I happened to be in Québec when Cardinal Begin, the Catholic prelate who was head of the church in the province and surrounding territory, died. Le Soliel and other newspapers came out with wide black borders and there was almost no other new in them until the funeral took place, except stories of his life and good works. The city closed down for the funeral and school children came from everywhere in the province to participate, mainly in the funeral procession. It was a very colorful and solemn event and I got a good viewing point to observe it due to the good graces of a friend of my landladies.

The procession was headed by the military band station in Québec, marching with muffled drums and playing an adaptation of the slow movement of Beethoven's Eroica Symphony. All of the parish priests of the province must have been in the line of march if they were able to walk, attired in their beautifully embroidered robes and attended by all of their acolytes in red robes covered with white lace. There were groups of men carrying sacred relics in containers of gold richly ornamented with jewels, the container being sheltered under a decorated cloth held aloft by four men with poles. There were a number of military and semi-military organizations, the most colorful being the Zouaves in their red shirts and baggy trousers. The Knights of Columbus and other similar organizations were, of course, well represented, each group carrying pictures of the Virgin Mary mounted on poles and flags of Québec and the Pope. The maple leaf flag, the national flag of Canada, had not yet been thought of.

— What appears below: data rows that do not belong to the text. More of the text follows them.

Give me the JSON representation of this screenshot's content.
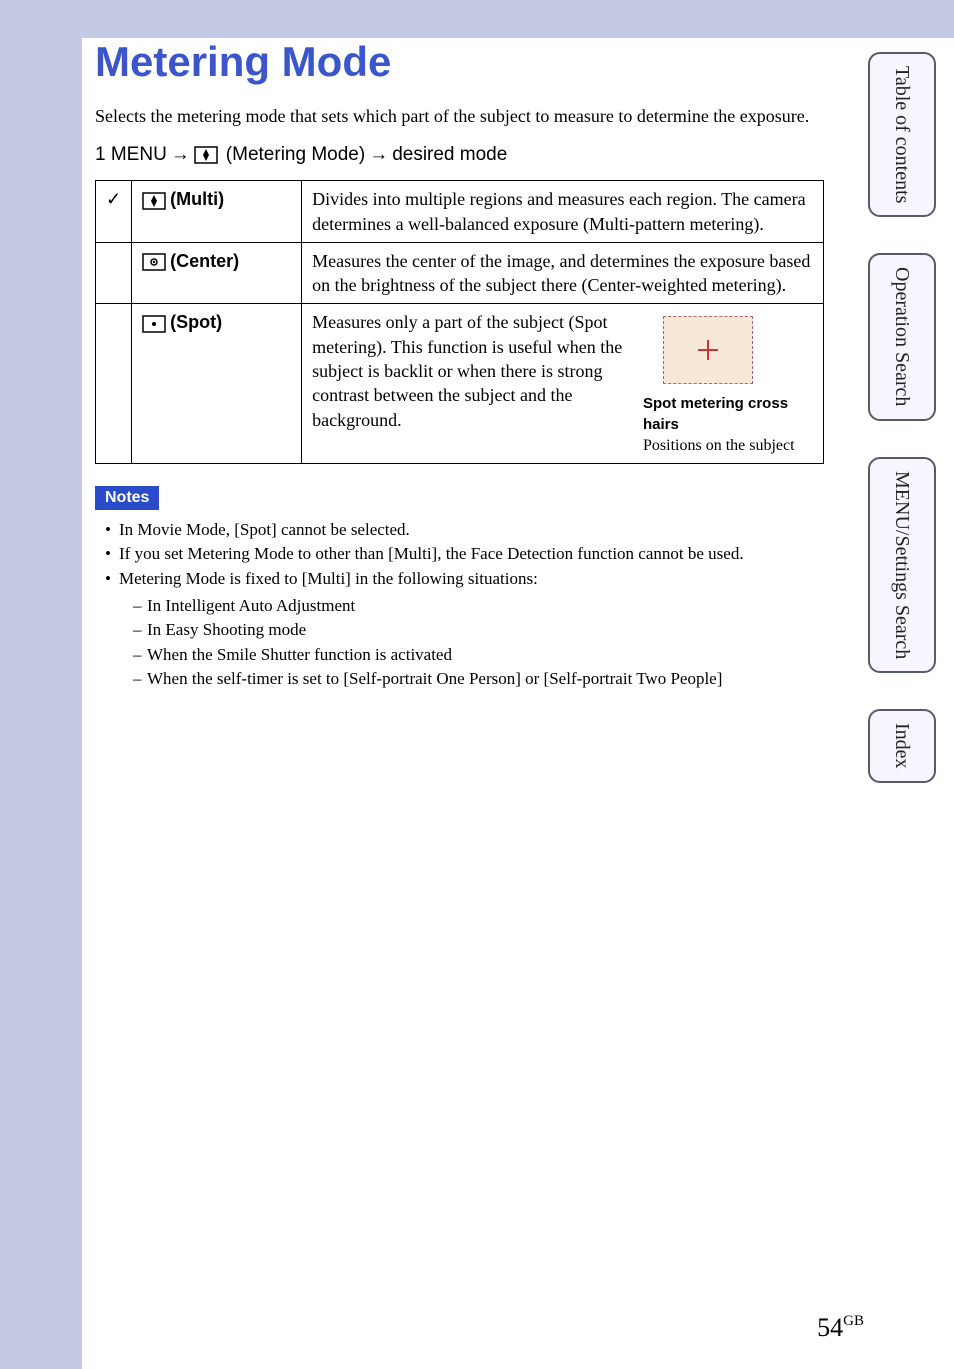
{
  "page": {
    "title": "Metering Mode",
    "intro": "Selects the metering mode that sets which part of the subject to measure to determine the exposure.",
    "instruction_prefix": "1  MENU",
    "instruction_mid": "(Metering Mode)",
    "instruction_suffix": "desired mode",
    "arrow": "→"
  },
  "table": {
    "rows": [
      {
        "check": "✓",
        "icon_name": "multi-icon",
        "label": "(Multi)",
        "desc": "Divides into multiple regions and measures each region. The camera determines a well-balanced exposure (Multi-pattern metering)."
      },
      {
        "check": "",
        "icon_name": "center-icon",
        "label": "(Center)",
        "desc": "Measures the center of the image, and determines the exposure based on the brightness of the subject there (Center-weighted metering)."
      },
      {
        "check": "",
        "icon_name": "spot-icon",
        "label": "(Spot)",
        "desc": "Measures only a part of the subject (Spot metering). This function is useful when the subject is backlit or when there is strong contrast between the subject and the background.",
        "caption_bold": "Spot metering cross hairs",
        "caption_normal": "Positions on the subject"
      }
    ]
  },
  "notes": {
    "heading": "Notes",
    "items": [
      "In Movie Mode, [Spot] cannot be selected.",
      "If you set Metering Mode to other than [Multi], the Face Detection function cannot be used.",
      "Metering Mode is fixed to [Multi] in the following situations:"
    ],
    "subitems": [
      "In Intelligent Auto Adjustment",
      "In Easy Shooting mode",
      "When the Smile Shutter function is activated",
      "When the self-timer is set to [Self-portrait One Person] or [Self-portrait Two People]"
    ]
  },
  "tabs": [
    "Table of contents",
    "Operation Search",
    "MENU/Settings Search",
    "Index"
  ],
  "page_number": "54",
  "page_lang": "GB"
}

Table of Contents
The 1924-25 School Year
I Meet Yvonnette Côté (Yvette) and Her Sister Hélène

Last modified on 20 March 2017 @ 22:23